Tests are conducted on silk, cotton, and silver-coated threads to ensure they meet the required standards for strength, resistance to erosion and climatic conditions, and high quality. The complex is equipped with advanced Jacquard machines for textile manufacturing, which weave Qur’anic verses, produce engraved black silk with verses and prayers, and plain silk for printing verses, silver-thread, and gold-plated embroidery. These machines employ 9,986 threads per meter to expedite Kiswa production.
The printing department is responsible for printing Qur’anic verses and Islamic motifs on the Kaaba’s belt. They also prepare the Manasij, wooden sides with white raw fabric in between, onto which the plain silk is placed for printing the belt. The embroidery of gold, silver, and motifs is carried out by placing cotton threads of different densities over the printed motifs on the black fabric. Technicians use silver wire coated with gold to create fillings and domes with necessary stitches.
Various pieces are produced for the Kaaba’s belt, corners, lamps, and the outside curtain of the Kaaba’s door, with Qur’anic verses and embroidery. The lower part of the Kiswa is lifted three meters to preserve its cleanliness and integrity and to prevent tampering, as cutting parts from the Kaaba’s black cloth by some pilgrims has been observed.”
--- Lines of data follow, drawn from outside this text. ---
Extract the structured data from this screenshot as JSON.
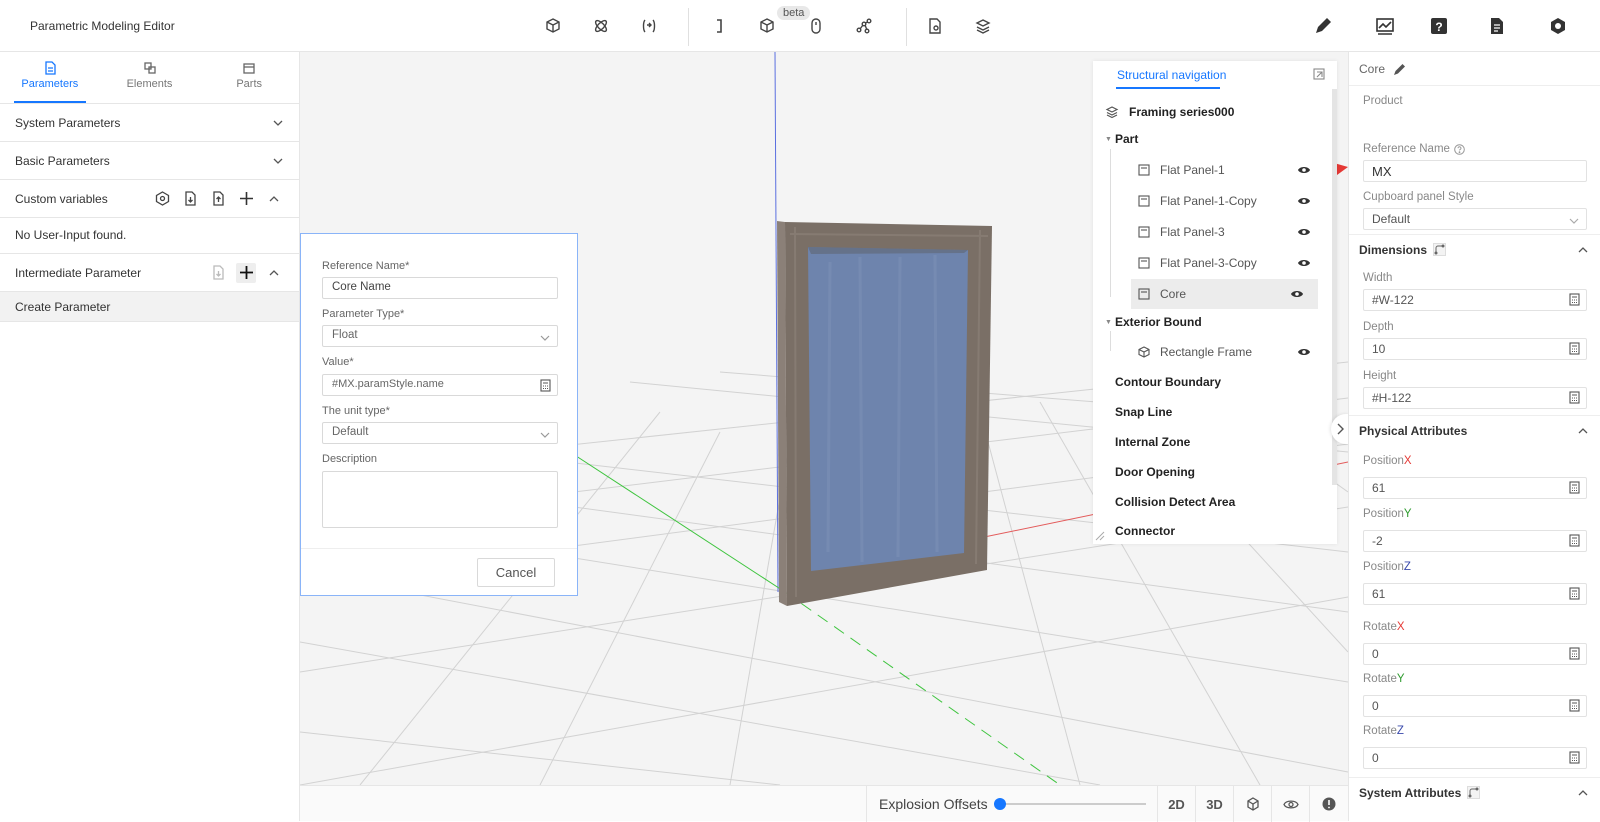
{
  "app": {
    "title": "Parametric Modeling Editor"
  },
  "toolbar": {
    "beta_label": "beta"
  },
  "left": {
    "tabs": [
      {
        "label": "Parameters"
      },
      {
        "label": "Elements"
      },
      {
        "label": "Parts"
      }
    ],
    "sections": {
      "system": "System Parameters",
      "basic": "Basic Parameters",
      "custom": "Custom variables",
      "custom_empty": "No User-Input found.",
      "intermediate": "Intermediate Parameter",
      "create": "Create Parameter"
    }
  },
  "dialog": {
    "ref_label": "Reference Name*",
    "ref_value": "Core Name",
    "type_label": "Parameter Type*",
    "type_value": "Float",
    "value_label": "Value*",
    "value_value": "#MX.paramStyle.name",
    "unit_label": "The unit type*",
    "unit_value": "Default",
    "desc_label": "Description",
    "cancel": "Cancel"
  },
  "nav": {
    "title": "Structural navigation",
    "root": "Framing series000",
    "part_header": "Part",
    "parts": [
      "Flat Panel-1",
      "Flat Panel-1-Copy",
      "Flat Panel-3",
      "Flat Panel-3-Copy",
      "Core"
    ],
    "exterior_header": "Exterior Bound",
    "exterior_items": [
      "Rectangle Frame"
    ],
    "groups": [
      "Contour Boundary",
      "Snap Line",
      "Internal Zone",
      "Door Opening",
      "Collision Detect Area",
      "Connector"
    ]
  },
  "bottom": {
    "explosion": "Explosion Offsets",
    "btn2d": "2D",
    "btn3d": "3D"
  },
  "right": {
    "title": "Core",
    "product_label": "Product",
    "refname_label": "Reference Name",
    "refname_value": "MX",
    "style_label": "Cupboard panel Style",
    "style_value": "Default",
    "dimensions": "Dimensions",
    "width_label": "Width",
    "width_value": "#W-122",
    "depth_label": "Depth",
    "depth_value": "10",
    "height_label": "Height",
    "height_value": "#H-122",
    "physical": "Physical Attributes",
    "posx_prefix": "Position",
    "posx_axis": "X",
    "posx_value": "61",
    "posy_prefix": "Position",
    "posy_axis": "Y",
    "posy_value": "-2",
    "posz_prefix": "Position",
    "posz_axis": "Z",
    "posz_value": "61",
    "rotx_prefix": "Rotate",
    "rotx_axis": "X",
    "rotx_value": "0",
    "roty_prefix": "Rotate",
    "roty_axis": "Y",
    "roty_value": "0",
    "rotz_prefix": "Rotate",
    "rotz_axis": "Z",
    "rotz_value": "0",
    "system": "System Attributes"
  },
  "colors": {
    "accent": "#1677ff",
    "axis_x": "#e53935",
    "axis_y": "#2e9b2e",
    "axis_z": "#3949ab",
    "panel": "#6e84ad",
    "frame": "#7a6f66"
  }
}
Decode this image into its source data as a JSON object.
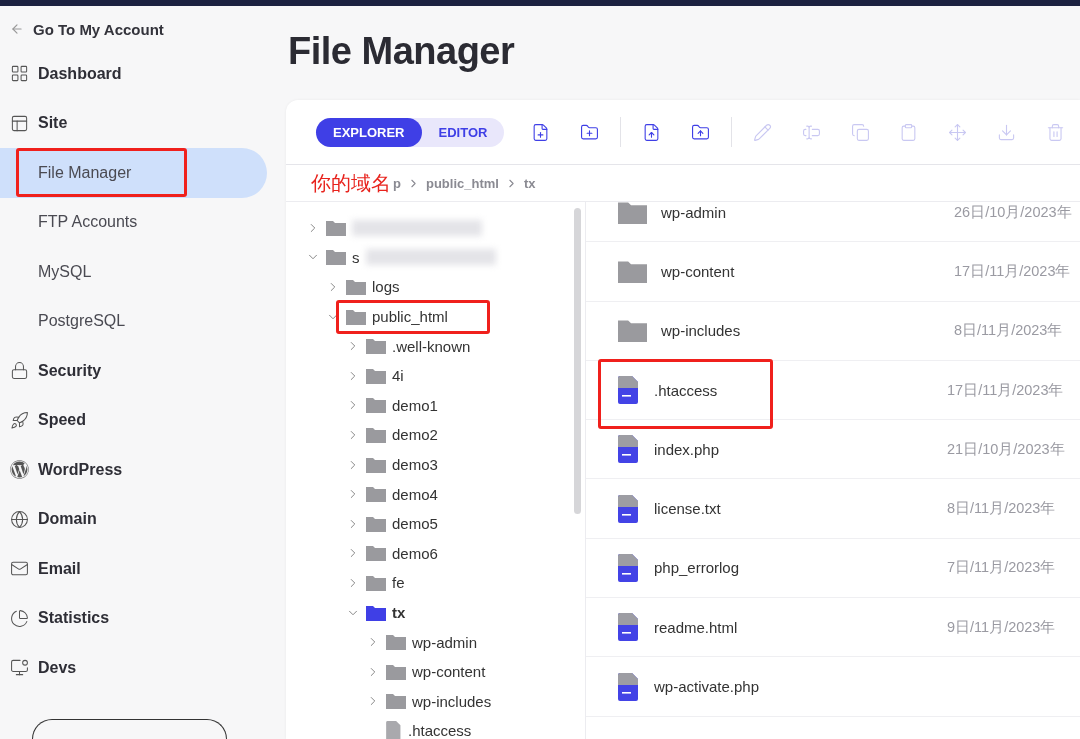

Muhammad Shahbaz, a student from School of Politics and International Relations Quaid e Azam University Islamabad.